Fothergill credits the idea and the execution of the dodgeball tournament to student council President Rachel Schulteis.

“I give the students all the credit for such a fantastic idea, but Rachel really made it all happen,” Fothergill said.

“She was terrific in putting it all together.”

Schulteis, a junior, said her initial hope for the event was to raise a number that approached $4,000. After she returned to school from winter break, she began sacrificing sleep in order to work six hours a night on her computer working to make the fundraiser a reality. Schulteis said the question now isn’t whether or not the students would be willing to participate in future dodgeball tournaments in the future for charitable causes; it’s a matter of the faculty’s desire to put themselves in a compromising position.

“The students would love to see more,” Schulteis said. “It really all depends on what will motivate the faculty to get out and defend their crown.”

In the immortal words of Torrance Shipman: Bring It On.

Tuesday, February 15, 2005

Cleaver Brings "Pundit Payola" to KC

The issue of 'pundit payola' has finally hit Kansas City and put the town on the map!!!!

The issue first came up in Monday's KC Star via an AP report. The issue centers on none other than Kansas City golden boy Emanual Cleaver.

Will Cleaver's practice of hiring one of The Kansas City Call's reporters as a 'consultant' during his 2004 campaign come back to haunt him? Not if Steve Kraske and the Kansas City Star can help.

Cleaver doesn't apologize for bankrolling Eric Wesson, a writer and columnist with The Call (KC's African-American newspaper). Then again, the guy never has had to apologize in a town where his media apologists speak for him. The Star’s Steve Kraske (the article’s author) is no different.

Wesson said his work with Cleaver through his firm "One Goal Consultants" (a company he owns) was separate from his work at The Call. However, Editor & Publisher reported today that Wesson's editorials last fall did in fact praise Cleaver while criticizing his opponents (Democrat Jamie Metzl and Republican Jeanne Patterson). Readers of Wesson's work with The Call were unaware that he was being paid by Cleaver's campaign.
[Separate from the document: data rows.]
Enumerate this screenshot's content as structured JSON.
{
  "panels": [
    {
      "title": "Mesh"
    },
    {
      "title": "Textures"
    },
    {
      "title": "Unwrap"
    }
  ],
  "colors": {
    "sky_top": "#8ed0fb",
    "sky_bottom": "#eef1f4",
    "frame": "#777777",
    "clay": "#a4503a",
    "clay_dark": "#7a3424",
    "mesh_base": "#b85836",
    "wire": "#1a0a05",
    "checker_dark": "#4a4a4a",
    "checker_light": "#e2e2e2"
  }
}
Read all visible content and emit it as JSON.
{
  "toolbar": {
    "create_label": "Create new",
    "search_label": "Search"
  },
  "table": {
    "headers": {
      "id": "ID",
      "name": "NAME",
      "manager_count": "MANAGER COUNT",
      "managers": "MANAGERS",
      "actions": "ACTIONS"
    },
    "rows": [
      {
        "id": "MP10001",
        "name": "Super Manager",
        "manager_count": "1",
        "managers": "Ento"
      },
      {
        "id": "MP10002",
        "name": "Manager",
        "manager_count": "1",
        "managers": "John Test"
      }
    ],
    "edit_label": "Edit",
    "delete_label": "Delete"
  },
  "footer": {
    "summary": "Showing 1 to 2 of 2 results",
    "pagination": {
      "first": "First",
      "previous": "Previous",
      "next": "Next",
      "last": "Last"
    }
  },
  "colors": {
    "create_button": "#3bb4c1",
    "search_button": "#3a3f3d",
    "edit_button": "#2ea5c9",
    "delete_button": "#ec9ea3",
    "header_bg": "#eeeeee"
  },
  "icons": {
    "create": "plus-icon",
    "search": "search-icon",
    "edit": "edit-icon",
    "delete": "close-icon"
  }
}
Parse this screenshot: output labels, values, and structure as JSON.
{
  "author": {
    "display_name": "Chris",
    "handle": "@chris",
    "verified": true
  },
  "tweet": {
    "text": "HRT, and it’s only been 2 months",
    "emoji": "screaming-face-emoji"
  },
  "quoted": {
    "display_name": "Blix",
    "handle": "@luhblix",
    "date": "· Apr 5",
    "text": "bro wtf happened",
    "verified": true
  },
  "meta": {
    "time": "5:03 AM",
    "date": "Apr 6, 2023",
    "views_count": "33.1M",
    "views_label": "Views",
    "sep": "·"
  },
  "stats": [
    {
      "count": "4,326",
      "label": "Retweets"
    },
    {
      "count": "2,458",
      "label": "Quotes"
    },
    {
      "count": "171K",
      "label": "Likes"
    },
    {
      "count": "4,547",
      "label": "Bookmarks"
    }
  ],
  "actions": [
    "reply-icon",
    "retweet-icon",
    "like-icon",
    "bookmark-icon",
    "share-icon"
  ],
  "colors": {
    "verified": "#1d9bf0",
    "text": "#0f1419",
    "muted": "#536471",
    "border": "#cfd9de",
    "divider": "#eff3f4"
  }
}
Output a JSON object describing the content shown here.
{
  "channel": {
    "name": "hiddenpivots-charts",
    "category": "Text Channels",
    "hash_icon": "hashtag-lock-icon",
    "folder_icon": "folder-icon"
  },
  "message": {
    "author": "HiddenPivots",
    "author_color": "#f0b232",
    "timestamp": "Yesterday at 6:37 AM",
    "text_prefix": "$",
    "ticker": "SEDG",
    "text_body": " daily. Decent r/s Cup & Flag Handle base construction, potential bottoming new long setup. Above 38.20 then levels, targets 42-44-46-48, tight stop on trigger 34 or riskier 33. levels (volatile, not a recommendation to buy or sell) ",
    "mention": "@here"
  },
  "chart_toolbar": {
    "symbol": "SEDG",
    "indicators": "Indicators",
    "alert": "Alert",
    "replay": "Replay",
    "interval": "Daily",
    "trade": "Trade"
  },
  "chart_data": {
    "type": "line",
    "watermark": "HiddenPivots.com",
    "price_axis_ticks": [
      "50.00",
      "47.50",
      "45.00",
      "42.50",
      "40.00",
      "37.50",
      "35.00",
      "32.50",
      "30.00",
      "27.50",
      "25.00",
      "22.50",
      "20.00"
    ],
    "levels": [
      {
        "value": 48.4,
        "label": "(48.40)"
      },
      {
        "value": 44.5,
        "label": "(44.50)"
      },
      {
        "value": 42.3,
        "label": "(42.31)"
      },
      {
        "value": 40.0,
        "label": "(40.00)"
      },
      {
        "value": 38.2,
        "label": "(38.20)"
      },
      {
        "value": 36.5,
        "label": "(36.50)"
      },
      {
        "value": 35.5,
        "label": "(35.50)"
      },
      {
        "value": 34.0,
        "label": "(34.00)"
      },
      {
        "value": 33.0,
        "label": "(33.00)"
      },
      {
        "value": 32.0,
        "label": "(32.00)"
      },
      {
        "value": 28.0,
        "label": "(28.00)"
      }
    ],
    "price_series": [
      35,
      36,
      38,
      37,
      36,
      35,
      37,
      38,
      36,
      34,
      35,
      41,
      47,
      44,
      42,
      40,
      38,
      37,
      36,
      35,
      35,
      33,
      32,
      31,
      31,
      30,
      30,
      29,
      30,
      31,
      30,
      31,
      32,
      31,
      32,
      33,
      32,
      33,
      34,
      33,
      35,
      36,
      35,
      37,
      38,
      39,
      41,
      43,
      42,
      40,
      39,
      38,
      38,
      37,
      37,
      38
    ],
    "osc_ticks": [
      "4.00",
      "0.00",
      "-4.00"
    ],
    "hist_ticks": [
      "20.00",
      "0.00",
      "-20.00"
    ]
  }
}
Kraske and the Star were hoping to NEVER have to address the situation. But when the Washington Post reported on the arrangement this week, the Star was forced to do something with the story.

The funny thing about Kraske's piece this morning, is that by the article's end, the reader walks away with the sense that it was just Wesson, not Cleaver and Co., who was responsible for blurring ethical boundaries. Whereas, the Wash. Post, Editor & Publisher, as well as the Pitch's reporting of the arrangement last fall, all place equal blame for the covert agreement on Cleaver's shoulders.

Would this have to do anything with the fact that Kraske worked for 2+ years at KCUR (their shows ran back-to-back on Friday afternoons)?

Kraske and the Star have never addressed the fact that he (their primary reporter of local politics) was allowed to cover Cleaver's 5th District race last fall. My contact with the Star's reader's rep. last year centered on this conflict of interest between the two radio superstars. Derek Donovan (surprise, surprise) said he did not perceive any problems with the arrangement.

The story has spread like wildfire out west in S.F., Seattle, and across the Midwest. The only question now is whether Cleaver will be as bulletproof in D.C. as he was in K.C.

According to Wesson, none of this was a conflict of interest for The Call. After all, it's an advocacy newspaper.

The Call should come forth with any other financial agreements it's workers have undertaken in the past with local politicians or policy campaigns. In a KCTV5 story last fall, The Call said it was disappointed with the story being investigated, rather than being taken back by Wesson's acceptance of money from the Cleaver campaign.

This afternoon on Russ Johnson's talk show on News Radio 980 KMBZ, Johnson spoke about Wesson's checkered past which included: "a criminal record for robbery, carjacking and other assorted crimes. He served 10 years in prison."